He recovered quickly and put up his fists in front of his face and pointed in my direction. Sort of like a muay thai stance but lower at about chin level. He then just threw a barrage of punches machine-gun style at me. They didn’t really hurt as much as they were just plain heavy accounting for his much larger size. I was involuntarily pushed back but I kept trying to regain my footing while throwing the same corkscrew karate punches that I knew back at him.
The “referee” grabbed us both by the throat and told us that it was enough when he saw that I was getting pushed back too much. In all honesty, this was a fight that I should have lost badly. However, because I landed the first and more significant strike and he didn’t really hurt me at all, I’ll call this one a draw.
Vs. Apol Ace
You know what? I can’t believe that I can even remember some of these names myself, but I do. Anyway, this wasn’t much of a fight. Apol came up to me after the fight with Lynnrd and taunted me about how I’d lost the fight even though he wasn’t even there when it happened. I asked him if he wanted to try and he immediately threw a kick to my midsection. Naturally, I responded with a kick right back at him. We kept exchanging side kicks and roundhouses like this for about 20 seconds before my mother came up and told us to stop playing around.
Also, we became friends after this.
I’m not sure if Julito remembers this one, but we actually fought once. What is amusing is that we didn’t even hate each other, we just wanted to have a little boxing match since my father taught me how to box and apparently, he had actually entered some amateur boxing matches in his area.
Well, this was pretty one-sided. He kept throwing jabs straight at my face – which I was totally unprepared for. I kept waiting for a straight or a hook so I could counter him but he never threw any of these and contentedly just jabbed through my guard. I tried to jab back, but since I wasn’t really trained to do this, I just kept eating counters whenever I did.
Over-all, this was the one fight that I lost pretty badly. There were no hard feelings afterwards though.
And here is another fight that I’ve forgotten the reason for. All I know is that Abraham charged straight at me for some reason and held his hands way up high, like as high as his arms could reach and then started windmilling punches in my direction with rage. I was slightly unprepared so I ate about two-three of these before I could respond and started charging in to negate the arc of his attacks. I managed to land about two shots to his face before we were stopped. Over-all, this was a draw.
I miss these times…

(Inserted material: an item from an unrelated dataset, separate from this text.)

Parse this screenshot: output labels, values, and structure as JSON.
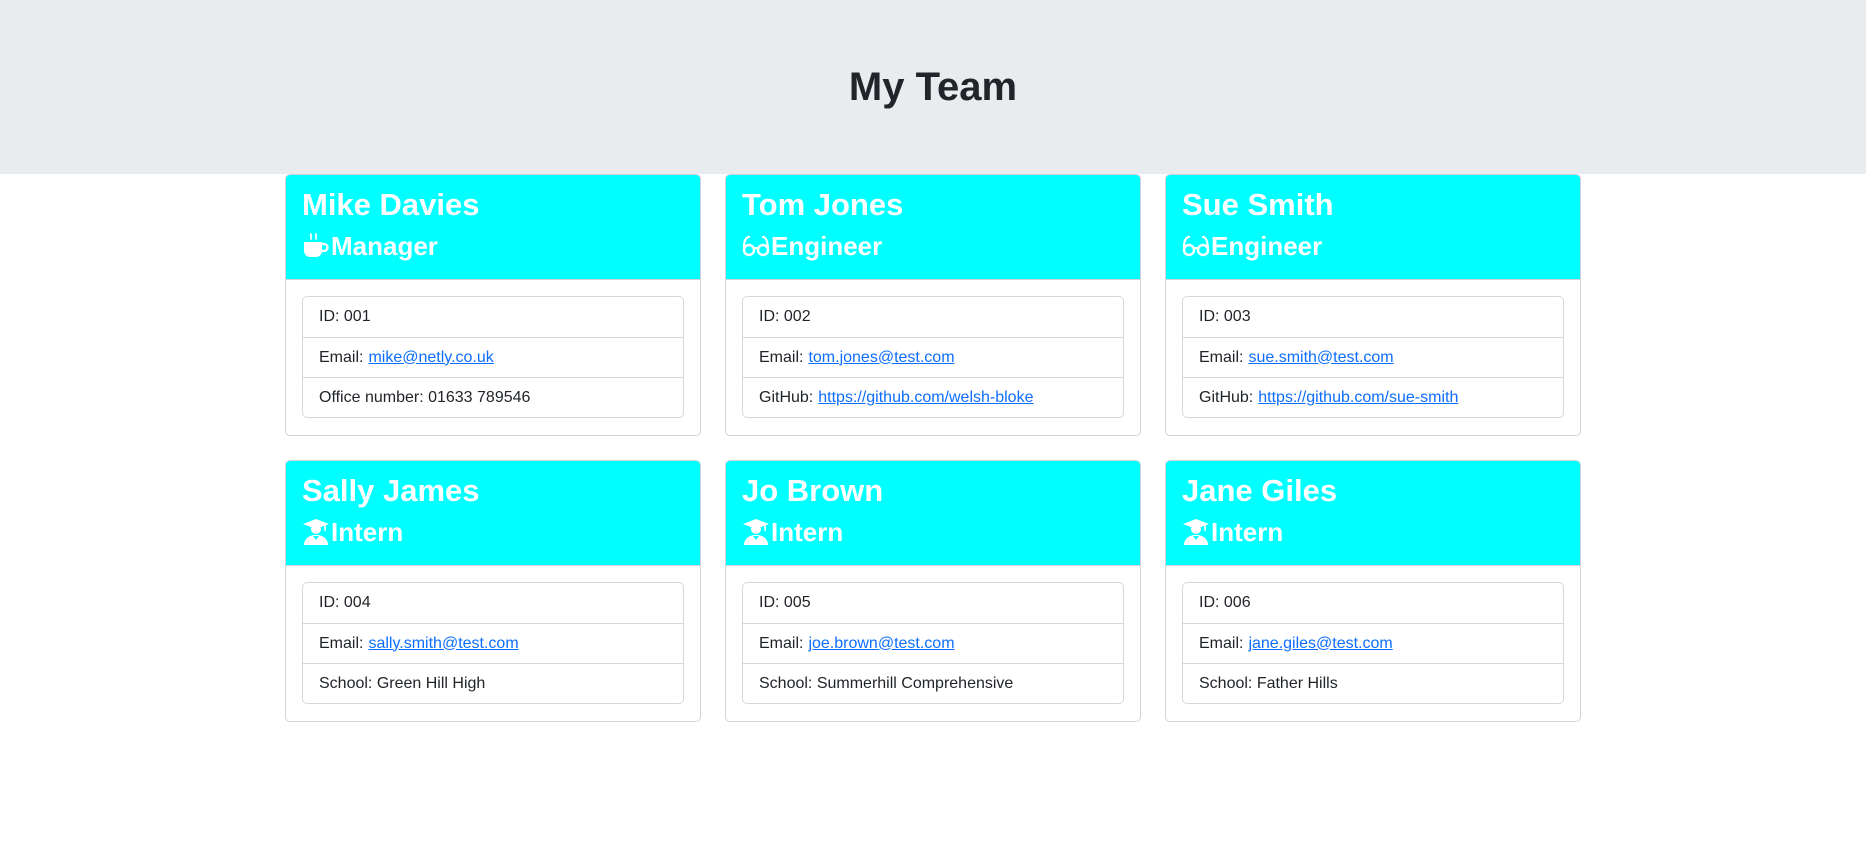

Maybe I just have a penchant for violence, but I really enjoyed these times. There never really any bad blood between my opponents and I after any of these fights – and of course, there were no serious injuries either. It was some kind of unwritten rule between the boys, but even though we had access to box cutters, compasses, and scissors, no one ever actually thought of using these nor even resorting to low blows to the crotch area while fighting.
I would say that a huge part of it is fear and respect. We feared not the opponent, but the consequences of elevating the fight to a different level. You see, as soon as you start bringing weapons into the mix, then you are basically giving your opponent free reign to do the same – and when weapons are involved, then fatalities and serious injuries will definitely follow. We were young and naïve back then, but we knew how to respect this simple cardinal rule.
I can only speak for myself but, I would even go as far as to say that we had some semblance of what we would romantically call a “sense of honor” – something that I believe the world needs really badly, in this time of crisis when the human race may only be a few missteps from the brink of apocalypse.